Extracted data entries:
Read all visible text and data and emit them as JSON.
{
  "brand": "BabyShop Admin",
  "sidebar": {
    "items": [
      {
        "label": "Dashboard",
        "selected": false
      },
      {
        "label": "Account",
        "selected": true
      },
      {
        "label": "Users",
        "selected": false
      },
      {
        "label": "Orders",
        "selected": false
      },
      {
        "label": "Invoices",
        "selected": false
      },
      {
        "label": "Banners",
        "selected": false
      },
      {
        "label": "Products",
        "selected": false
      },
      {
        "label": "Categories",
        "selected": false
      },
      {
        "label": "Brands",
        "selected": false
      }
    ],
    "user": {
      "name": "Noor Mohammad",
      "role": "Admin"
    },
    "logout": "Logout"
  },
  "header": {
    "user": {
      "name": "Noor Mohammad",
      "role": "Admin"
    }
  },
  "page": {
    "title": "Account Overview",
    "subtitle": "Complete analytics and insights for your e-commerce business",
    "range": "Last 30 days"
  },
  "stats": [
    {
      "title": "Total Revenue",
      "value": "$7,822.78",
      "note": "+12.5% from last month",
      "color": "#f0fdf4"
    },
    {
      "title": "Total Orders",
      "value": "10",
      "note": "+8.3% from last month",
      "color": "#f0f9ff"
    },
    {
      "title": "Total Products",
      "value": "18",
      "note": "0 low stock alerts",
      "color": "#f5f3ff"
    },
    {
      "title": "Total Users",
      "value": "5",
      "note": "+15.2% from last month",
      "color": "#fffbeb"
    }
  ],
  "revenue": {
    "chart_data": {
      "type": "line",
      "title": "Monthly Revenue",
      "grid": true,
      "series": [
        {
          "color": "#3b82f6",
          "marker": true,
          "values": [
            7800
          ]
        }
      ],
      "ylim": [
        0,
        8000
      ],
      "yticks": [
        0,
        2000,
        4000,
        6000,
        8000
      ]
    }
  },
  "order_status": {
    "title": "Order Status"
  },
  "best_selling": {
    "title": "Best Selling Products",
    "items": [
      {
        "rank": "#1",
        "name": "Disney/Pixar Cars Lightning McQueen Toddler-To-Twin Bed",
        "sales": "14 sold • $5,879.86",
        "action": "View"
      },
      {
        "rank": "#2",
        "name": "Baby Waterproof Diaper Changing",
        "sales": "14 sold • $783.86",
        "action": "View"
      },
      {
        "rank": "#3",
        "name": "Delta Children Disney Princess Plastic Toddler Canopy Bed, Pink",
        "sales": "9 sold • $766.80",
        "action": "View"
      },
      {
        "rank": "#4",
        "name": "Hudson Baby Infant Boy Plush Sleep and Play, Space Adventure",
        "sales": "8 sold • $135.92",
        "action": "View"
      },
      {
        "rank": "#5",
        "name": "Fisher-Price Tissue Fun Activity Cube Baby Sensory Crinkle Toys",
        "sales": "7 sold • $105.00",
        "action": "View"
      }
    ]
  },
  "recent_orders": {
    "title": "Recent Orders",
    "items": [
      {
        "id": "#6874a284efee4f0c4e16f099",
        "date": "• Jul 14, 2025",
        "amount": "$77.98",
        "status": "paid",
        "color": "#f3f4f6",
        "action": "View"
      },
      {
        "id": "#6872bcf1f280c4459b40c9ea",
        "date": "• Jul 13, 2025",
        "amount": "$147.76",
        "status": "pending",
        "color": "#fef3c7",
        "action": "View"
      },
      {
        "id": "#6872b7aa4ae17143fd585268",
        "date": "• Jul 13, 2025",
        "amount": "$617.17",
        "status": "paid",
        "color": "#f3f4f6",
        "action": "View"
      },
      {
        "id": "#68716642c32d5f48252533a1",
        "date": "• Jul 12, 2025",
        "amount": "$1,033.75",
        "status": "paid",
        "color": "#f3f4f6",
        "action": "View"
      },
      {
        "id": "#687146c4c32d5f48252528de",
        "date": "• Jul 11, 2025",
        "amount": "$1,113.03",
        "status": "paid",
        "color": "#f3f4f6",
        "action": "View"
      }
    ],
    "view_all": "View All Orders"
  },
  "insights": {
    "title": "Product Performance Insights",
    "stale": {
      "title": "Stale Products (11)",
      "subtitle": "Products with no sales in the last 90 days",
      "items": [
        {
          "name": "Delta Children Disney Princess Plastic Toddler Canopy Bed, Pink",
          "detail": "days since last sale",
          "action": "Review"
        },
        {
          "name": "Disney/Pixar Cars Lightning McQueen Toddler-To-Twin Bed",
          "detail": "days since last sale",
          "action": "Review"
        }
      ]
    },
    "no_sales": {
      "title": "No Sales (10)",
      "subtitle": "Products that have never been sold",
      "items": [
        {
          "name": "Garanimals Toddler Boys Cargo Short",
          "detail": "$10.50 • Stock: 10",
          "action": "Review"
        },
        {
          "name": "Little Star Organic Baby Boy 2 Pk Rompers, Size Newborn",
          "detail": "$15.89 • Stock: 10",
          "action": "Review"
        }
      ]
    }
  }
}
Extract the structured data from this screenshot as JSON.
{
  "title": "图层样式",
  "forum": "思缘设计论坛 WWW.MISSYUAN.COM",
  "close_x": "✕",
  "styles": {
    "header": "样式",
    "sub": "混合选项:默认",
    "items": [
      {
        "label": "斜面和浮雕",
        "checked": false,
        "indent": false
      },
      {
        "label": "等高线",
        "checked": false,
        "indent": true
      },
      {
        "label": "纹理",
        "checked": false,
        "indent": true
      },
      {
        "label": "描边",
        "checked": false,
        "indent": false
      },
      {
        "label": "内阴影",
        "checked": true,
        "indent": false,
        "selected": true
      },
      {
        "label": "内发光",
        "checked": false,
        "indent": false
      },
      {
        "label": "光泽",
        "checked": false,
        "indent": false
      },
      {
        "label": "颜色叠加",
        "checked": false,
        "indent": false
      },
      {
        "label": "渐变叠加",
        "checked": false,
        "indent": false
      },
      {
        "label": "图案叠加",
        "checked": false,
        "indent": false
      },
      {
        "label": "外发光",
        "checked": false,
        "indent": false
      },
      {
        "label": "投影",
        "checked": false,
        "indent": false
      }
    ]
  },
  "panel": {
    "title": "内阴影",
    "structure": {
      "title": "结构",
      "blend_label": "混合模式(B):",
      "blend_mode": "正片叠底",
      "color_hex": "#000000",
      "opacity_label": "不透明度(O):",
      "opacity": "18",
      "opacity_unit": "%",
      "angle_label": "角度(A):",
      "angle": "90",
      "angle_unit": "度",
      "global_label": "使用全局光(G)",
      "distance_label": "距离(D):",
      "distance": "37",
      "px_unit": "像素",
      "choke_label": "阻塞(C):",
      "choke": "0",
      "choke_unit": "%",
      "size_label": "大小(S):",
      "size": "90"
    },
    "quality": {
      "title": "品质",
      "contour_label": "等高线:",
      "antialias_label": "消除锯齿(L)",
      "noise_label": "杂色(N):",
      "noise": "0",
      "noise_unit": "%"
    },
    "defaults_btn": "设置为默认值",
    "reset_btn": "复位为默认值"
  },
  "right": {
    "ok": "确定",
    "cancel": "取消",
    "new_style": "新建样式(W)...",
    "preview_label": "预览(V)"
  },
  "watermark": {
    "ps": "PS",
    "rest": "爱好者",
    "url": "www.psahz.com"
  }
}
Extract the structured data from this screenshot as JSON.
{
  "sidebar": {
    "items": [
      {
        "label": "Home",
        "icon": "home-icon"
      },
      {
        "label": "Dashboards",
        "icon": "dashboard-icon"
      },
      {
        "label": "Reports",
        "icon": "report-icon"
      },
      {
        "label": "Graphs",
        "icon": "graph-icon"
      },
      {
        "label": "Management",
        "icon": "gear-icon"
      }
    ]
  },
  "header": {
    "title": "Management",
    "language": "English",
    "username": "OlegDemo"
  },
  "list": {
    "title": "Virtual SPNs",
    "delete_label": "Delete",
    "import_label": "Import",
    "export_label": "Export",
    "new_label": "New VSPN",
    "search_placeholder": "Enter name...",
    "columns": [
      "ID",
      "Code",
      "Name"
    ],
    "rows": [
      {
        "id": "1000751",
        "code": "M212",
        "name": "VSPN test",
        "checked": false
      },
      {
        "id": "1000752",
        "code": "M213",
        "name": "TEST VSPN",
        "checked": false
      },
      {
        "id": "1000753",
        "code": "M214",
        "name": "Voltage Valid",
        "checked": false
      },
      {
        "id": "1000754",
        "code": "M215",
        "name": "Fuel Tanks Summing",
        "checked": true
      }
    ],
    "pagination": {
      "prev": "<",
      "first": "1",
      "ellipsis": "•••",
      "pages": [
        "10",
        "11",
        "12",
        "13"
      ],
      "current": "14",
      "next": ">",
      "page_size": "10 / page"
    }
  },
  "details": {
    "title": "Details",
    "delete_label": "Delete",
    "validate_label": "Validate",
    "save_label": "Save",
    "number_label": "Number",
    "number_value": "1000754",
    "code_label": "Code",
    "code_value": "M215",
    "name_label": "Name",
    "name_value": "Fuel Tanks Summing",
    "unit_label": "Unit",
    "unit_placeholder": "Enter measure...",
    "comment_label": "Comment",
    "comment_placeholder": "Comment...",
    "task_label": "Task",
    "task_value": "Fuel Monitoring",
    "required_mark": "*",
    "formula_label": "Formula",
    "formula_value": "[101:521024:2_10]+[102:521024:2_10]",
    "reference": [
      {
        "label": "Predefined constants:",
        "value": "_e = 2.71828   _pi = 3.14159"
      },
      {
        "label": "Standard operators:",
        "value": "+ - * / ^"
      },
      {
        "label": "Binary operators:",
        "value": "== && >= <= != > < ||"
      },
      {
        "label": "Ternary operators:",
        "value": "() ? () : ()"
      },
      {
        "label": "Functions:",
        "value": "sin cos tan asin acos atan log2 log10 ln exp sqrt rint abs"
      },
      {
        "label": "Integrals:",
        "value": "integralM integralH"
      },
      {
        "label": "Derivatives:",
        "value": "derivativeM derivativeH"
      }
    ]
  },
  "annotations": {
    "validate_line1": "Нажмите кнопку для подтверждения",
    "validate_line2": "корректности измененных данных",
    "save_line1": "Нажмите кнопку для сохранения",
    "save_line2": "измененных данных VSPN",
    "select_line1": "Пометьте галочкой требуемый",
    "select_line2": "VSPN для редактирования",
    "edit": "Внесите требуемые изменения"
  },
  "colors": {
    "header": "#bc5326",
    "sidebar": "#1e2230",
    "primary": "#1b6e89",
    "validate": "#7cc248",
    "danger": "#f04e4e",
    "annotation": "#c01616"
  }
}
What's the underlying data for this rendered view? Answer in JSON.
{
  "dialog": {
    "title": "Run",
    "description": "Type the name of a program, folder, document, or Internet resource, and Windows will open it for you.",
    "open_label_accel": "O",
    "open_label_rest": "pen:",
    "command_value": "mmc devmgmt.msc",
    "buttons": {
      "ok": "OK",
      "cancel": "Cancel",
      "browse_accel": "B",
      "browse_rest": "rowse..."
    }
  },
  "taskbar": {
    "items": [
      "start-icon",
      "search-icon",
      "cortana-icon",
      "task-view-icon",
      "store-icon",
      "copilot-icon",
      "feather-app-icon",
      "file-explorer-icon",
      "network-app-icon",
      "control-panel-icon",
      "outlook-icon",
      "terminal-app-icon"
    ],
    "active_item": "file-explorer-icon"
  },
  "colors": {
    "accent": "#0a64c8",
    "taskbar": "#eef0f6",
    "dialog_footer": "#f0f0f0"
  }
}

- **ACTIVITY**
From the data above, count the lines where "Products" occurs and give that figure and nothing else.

- **SOLVED EXERCISE**
6